On Internet Freedom
On Internet Freedom, by Marvin Ammori, Elkat Books, January 2013, sold by: Amazon Digital Services, Inc., ASIN: B00B1MQZNW.
Marvin Ammori has written an important book about the threats to free speech and expression that we are not only privileged to conduct on the Internet today but have come to treat as basic human rights.
On Internet Freedom looks at the past, present, and future of the Internet as a speech technology. Ammori examines how the coordinated and determined efforts by Big Content to protect content and increasing efforts by governments to censor content threaten Internet use as we embrace it today. Ammori also explains how these acts were in fact anticipated by Clark, Sollins, Wroclawski, and Braden in a paper entitled "Tussle in Cyberspace: Defining Tomorrow's Internet,"  where the authors assert:
"User empowerment, to many, is a basic Internet principle, but for this paper, it is the manifestation of the right to choose—to drive competition, and thus drive change."
Ammori cites only the first clause of this sentence—as a technologist, I believe the second is extremely important as well—but he makes clear that the end-to-end design of the Internet establishes a fundamental thesis:
"If user choice is our design principle, then users should have the final say."
Unfortunately, Ammori explains that users do not have the final say but are increasingly challenged by lawyers, bureaucrats, commissioners, and others who are motivated to constrain their freedoms and who want to do so by altering the fundamental design of the Internet. Ammori's response, admittedly U.S.-centric, is simple: the Internet is a speech technology, and:
"... the ultimate design principle for any speech technology, at least in the United States: the First Amendment, which protects freedom of speech. The First Amendment is not generally thought of as a design principle, but, by definition, it limits what Congress or any other government actor may or may not adopt in shaping the Internet's future."
This statement sets the context for the remainder of the book. In Part II, Ammori looks at events leading to the 18 January 2012 Internet Blackout in protest of the Stop Online Piracy Act (SOPA) and PROTECT IP Act (PIPA) and how these and possibly future legislation threaten "...the speech tools of the many while reshaping our speech environment for the benefit of the few."
Conveniently, Part II is largely about how the few benefit. Before judging whether you believe this theory is even-handed or not, remember that the litmus test throughout this book is the First Amendment of the U.S. Constitution. This part ought to make every Internet user or free speech advocate pause, or shiver. One of the most worrisome speculations Ammori offers is the extent to which legislation could stilt adoption of emerging technologies such as three-dimensional (3D) printing or stifle future innovations of this kind.
Part III looks at how the Internet as speech technology influences governments, how governments have attempted to exert influence, and how Internet users and dominant Internet forces (Google, Amazon, Facebook, and Twitter) respond.
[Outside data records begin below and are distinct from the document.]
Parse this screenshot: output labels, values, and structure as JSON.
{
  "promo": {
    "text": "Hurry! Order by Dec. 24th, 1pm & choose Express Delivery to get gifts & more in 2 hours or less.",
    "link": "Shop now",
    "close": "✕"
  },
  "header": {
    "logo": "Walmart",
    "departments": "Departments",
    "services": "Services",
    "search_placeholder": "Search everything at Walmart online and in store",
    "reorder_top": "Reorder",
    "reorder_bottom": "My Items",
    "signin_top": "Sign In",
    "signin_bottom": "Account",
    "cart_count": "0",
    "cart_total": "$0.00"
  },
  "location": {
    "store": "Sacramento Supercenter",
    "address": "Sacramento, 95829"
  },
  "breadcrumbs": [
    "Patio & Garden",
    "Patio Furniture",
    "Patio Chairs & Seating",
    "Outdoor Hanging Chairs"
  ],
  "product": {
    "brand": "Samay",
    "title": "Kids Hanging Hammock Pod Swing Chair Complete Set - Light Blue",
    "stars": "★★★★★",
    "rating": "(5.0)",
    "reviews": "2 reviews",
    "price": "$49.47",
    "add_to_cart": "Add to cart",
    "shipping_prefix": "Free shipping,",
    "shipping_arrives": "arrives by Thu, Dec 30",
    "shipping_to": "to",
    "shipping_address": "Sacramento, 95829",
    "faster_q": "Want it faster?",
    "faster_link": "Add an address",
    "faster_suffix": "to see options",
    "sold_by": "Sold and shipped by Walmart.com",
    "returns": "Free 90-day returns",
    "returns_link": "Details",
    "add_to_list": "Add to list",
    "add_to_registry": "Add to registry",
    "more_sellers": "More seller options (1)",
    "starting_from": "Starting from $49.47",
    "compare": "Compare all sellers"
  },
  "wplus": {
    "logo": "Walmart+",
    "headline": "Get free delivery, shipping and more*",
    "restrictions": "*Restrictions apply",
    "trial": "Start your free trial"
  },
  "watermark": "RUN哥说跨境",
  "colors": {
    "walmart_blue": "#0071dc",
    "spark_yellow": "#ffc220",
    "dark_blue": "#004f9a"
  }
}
This part will probably be illuminating for most readers, because it explains situations where a private conversation between a government official and an Internet Service Provider (ISP) or hosting company can circumvent the First Amendment, and why Terms of Service are often more speech-restricting than the First Amendment as well.
Part IV focuses on net neutrality concerns. Ammori draws the lines of conflict: ISPs seek to differentiate, rate-control, block, or charge users differently for content that is transmitted on their networks. However, content includes speech, and if the Internet is speech technology, then ISPs should not be able to decide what you say or see, or they do so in violation of your First Amendment rights. Ammori also explains that net neutrality is not only a First Amendment concern but also an economic one: net neutrality violations can influence investments in or creation of new technology.
I began by saying that Marvin Ammori has written an important book. It is also an extremely readable book. Ammori does a commendable job explaining constitutional law and technology in easy to understand terms. I highly recommend the book not only for people who are interested in law or technology but for anyone who advocates freedom of expression.
On Internet Freedom is currently available as a Kindle download.
 David D. Clark, John Wroclawski, Karen R. Sollins, and Robert Braden, "Tussle in Cyberspace: Defining Tomorrow's Internet," IEEE/ACM Transactions on Networking, Volume 13, Issue 3, June 2005. Available from: http://groups.csail.mit.edu/ana/Publications/PubPDFs/Tussle2002.pdf
Reprinted with permission from The Security Skeptic blog: http://securityskeptic.typepad.com/the-security-skeptic